He reviewed his immediate pipeline:
Fran from finance; Linda from sales;
Barbara from inhumane resources.
He imagined hotdesking them,
onboarding them, piggybacking them.
The thought was as welcome
as putting socks on an octopus.

So he thought out of the box,
bought in external lists based on key attributes:
Gender (female); Age (25-35);
Status (unmarried / unhappily married);
Interests (sex / cooking / golf).

Prospects were surveyed,
core competencies interrogated 
and hot leads pumped into his funnel 
for further nurturing and nurdling.

Only Melissa from Melton Mowbray 
survived the process; the capability matrix
clearly showed that she was where
the rubber hit the road. 

He brought her in for a focus group,
with a view to further quality function deployment,
and sat and listened to the Voice of the Customer.

She thought him a twat.

onion

when Jane described Clarence
as being like an onion,
he was thrilled to think
she saw him as multi-layered,
with such a lot going on
beneath the surface that
only after much peeling
would the revealing
of the real Clarence
become apparent

and so, later,
he was disappointed
to hear that she was referring
to his purple-red, papery skin
and the fact
that he would
occasionally emit
a volatile gas
that would bring tears
to her eyes

Phoney Existence

she was sick
of seeing Keith
playing with it

any opportunity
he would whip it out,
like a magician
producing a bunch
of plastic flowers
from under a gaudy silk scarf
for an audience
long since inured to ennui

she imagined
it was the weight of it
in his hand
that appealed,
as an assassin,
creeping up the staircase,
finds reassurance
in his revolver

the evening when her parents
came over for dinner,
she could tell
Keith was fiddling with it
under the table
from his glassy-eyed look
of distracted concentration

the fidgeting, the fudgeting,
the fingering, the lingering looks
he gave it when he wasn’t holding it,
(looks he never gave her anymore)
depressed her,
pushed her buttons

that Christmas, in desperation,
she bought him a phone
and he never played with it again

failure

five years passed
before Denise
admitted to herself
that they were never
going to get it together

yes, they were close
but it was like there was
something missing

and although they
worked on it together,
talked things through,
looked at it from all angles,
tried new things out
(this way and that),
it never seemed
quite right

why Mike should think
that flat-pack assembly
was such a good idea,
Denise would never know

Little Poems

She would write
little poems for me,
and scatter them
around the house,
like unexpected confetti.

Elliptically cryptic
in construction,
these notes of seduction
defied further
deduction.

2 tins toms, read one,
Cuc x 3, caulie, bread rolls.
Dead Sea Scrolls
would be decidedly
more easily
deciphered.

I came to adore
these lettres d’amour,
and would secretly clamour
for their post-it-note
glamour.

Boiler on blink.
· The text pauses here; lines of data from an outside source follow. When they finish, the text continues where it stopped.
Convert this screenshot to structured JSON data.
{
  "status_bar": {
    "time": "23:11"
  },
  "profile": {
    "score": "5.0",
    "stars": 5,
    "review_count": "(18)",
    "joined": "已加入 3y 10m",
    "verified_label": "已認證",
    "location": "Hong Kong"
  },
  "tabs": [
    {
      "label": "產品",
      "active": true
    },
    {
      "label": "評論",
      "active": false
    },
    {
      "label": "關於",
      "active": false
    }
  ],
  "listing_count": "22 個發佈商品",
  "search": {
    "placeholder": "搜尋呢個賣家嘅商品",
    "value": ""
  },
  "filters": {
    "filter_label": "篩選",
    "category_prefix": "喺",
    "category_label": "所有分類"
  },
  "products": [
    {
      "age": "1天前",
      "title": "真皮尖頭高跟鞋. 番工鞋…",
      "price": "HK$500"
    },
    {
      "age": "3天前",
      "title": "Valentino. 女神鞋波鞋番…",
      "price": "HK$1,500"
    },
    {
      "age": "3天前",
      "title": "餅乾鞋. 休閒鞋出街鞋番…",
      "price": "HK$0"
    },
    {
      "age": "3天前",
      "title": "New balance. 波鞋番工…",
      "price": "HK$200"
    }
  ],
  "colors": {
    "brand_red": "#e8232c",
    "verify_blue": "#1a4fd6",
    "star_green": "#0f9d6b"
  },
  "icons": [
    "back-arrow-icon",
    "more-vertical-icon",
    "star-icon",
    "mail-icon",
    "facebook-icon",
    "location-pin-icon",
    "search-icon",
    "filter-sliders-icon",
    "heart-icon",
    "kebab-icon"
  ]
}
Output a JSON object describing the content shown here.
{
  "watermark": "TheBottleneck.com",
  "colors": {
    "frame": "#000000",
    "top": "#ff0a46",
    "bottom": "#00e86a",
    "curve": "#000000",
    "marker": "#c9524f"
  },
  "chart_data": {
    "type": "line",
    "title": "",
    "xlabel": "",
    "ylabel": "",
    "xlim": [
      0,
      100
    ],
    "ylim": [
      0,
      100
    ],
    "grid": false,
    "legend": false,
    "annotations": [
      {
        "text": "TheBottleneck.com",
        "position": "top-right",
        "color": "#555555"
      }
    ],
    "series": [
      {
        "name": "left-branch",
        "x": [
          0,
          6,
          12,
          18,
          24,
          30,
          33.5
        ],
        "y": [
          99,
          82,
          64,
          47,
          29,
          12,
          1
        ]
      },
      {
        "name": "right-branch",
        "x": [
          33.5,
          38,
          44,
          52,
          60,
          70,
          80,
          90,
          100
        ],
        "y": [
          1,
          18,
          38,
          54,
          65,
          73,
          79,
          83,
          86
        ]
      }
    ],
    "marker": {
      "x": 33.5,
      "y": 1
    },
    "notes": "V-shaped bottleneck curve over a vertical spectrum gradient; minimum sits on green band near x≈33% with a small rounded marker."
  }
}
Phone man.
said another.
Dinner in dog
whilst perhaps
not the prettiest
was one of her
pithiest.

Prosaically profound,
part-Ayres, part-Pound,
her poems
would confound.
I hate you
And I hate your stupid face.
I am leaving you.

was the pinnacle,
so crisp

and so clinical.

Such a shame
she disappeared
shortly after that.